The Vikings capitalized on similar opportunities, as seasoned teams typically do. Safety Harrison Smith was stellar throughout, proving difficult to block both in the running game and as a ball-hawking playmaker on the back end.
The 49ers might have a similar player at a different position, linebacker Reuben Foster, who can’t play until Week 3. Foster’s return will give the team a big upgrade over Coyle, who was exposed by Dalvin Cook in Minnesota’s quick passing game. The running back finished with six catches for 55 yards and was the home team’s second leading receiver.
Rookies make meaningful contributions early
The early returns from 2018 draft class are promising.

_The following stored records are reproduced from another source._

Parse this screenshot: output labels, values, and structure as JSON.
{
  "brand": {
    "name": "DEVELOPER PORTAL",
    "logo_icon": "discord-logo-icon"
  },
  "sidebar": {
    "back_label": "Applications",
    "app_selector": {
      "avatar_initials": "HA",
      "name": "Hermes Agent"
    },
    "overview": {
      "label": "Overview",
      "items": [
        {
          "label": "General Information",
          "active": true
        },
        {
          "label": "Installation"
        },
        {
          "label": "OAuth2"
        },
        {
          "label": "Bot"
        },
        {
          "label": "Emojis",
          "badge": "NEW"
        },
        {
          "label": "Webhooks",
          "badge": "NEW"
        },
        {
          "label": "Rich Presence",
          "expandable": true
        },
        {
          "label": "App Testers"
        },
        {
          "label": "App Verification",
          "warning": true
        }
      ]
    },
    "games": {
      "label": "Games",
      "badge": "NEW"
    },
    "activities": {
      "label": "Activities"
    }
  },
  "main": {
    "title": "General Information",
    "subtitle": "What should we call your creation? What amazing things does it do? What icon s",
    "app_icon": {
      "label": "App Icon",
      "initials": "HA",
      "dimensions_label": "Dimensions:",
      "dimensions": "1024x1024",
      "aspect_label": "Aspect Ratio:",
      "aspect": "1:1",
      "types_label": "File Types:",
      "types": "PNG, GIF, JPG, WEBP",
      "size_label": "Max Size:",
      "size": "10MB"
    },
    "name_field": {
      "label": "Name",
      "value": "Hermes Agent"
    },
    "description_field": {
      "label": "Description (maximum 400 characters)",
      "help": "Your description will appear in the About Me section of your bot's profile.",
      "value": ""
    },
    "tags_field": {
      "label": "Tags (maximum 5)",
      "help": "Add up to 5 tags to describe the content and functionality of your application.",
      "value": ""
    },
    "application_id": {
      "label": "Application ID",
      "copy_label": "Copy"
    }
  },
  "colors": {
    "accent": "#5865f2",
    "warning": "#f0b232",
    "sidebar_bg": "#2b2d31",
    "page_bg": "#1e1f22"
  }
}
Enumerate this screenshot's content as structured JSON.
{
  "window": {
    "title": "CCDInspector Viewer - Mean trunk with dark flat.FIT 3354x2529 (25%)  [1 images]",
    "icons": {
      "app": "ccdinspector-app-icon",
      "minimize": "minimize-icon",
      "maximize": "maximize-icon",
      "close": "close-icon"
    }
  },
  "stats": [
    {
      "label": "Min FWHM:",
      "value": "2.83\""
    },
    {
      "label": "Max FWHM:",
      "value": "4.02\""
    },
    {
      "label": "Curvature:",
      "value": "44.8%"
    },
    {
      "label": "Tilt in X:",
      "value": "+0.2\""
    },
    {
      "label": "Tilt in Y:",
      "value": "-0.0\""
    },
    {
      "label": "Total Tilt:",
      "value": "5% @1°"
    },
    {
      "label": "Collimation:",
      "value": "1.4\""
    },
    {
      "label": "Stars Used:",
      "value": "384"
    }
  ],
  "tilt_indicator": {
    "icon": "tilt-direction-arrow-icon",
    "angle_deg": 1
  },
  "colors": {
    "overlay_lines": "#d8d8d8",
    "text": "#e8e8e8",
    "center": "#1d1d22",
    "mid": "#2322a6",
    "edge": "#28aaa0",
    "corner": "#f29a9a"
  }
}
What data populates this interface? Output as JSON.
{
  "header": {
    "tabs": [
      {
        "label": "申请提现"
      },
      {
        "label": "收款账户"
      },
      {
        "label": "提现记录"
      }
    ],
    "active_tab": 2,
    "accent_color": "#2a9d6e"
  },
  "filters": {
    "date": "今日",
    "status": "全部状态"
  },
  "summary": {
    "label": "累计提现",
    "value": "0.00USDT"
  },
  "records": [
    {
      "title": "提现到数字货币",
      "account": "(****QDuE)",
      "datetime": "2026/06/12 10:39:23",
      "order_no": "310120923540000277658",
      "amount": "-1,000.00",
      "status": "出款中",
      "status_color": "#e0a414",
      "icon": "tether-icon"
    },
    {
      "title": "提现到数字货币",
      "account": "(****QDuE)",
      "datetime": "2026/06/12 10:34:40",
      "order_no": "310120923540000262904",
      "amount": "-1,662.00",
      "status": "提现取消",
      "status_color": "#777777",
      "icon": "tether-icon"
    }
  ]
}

First-round pick Mike McGlichey held his own against a formidable front seven, although he struggled, as to be expected, when he shifted to guard, a position he hasn’t played before.
Second-round pick Dante Pettis dropped a possible touchdown pass in the second quarter, but he scored the team’s only touchdown in the third, making a great grab at the end line off a dime from Jimmy Garoppolo.
Warner, the third-round pick, had an auspicious debut. He was charged with relaying the plays in the huddle and playing one of the most difficult positions on the field. The result: 12 tackles, one tackle for loss (though it felt like there was at least one more), a quarterback hit, pass breakup and forced fumble coming in scoring territory.
One member of San Francisco’s coaching staff said to The Bee afterward Warner was the team’s smartest defender, which is awfully high praise for a first-year player. His smarts are apparent in diagnosing running plays and knifing through the line of scrimmage. His athleticism jumps off the screen in pass coverage. The 49ers should be excited about the future at inside linebacker with Warner pairing with Foster.
Weapons roaming free was a good look for play caller
Vikings coach Mike Zimmer is regarded as one of the best defensive coaches in the NFL. But the fact the 49ers had so many players running free deep down field indicates Shanahan had a good grasp of where to attack Zimmer’s scheme.
George Kittle, Kyle Juszczyk and Pettis had catch and runs that went 36, 39 and 56 yards respectively. It was clear Shanahan believed the team’s best chance at winning would be with big plays downfield rather than trying to dink and dunk methodically down the field.
The unfortunate development for San Francisco, aside from Kittle’s crucial drop the play before Garoppolo’s pick-six to Hughes, was the absence of Marquise Goodwin, the team’s top vertical threat. Pettis (five targets, two catches, 61 yards) filled in admirably. He played 48 snaps, the second-most of any San Francisco receiver behind only Pierre Garçon.
The other notable development that was a thorn in San Francisco’s side was losing the top two guards. Once Mike Person and Joshua Garnett left with their foot injuries, Zimmer began attacking the right side of the offensive line relentlessly. Garoppolo felt pressure on that side on the interception to Hughes and the game-sealing pick thrown to Smith on the final possession.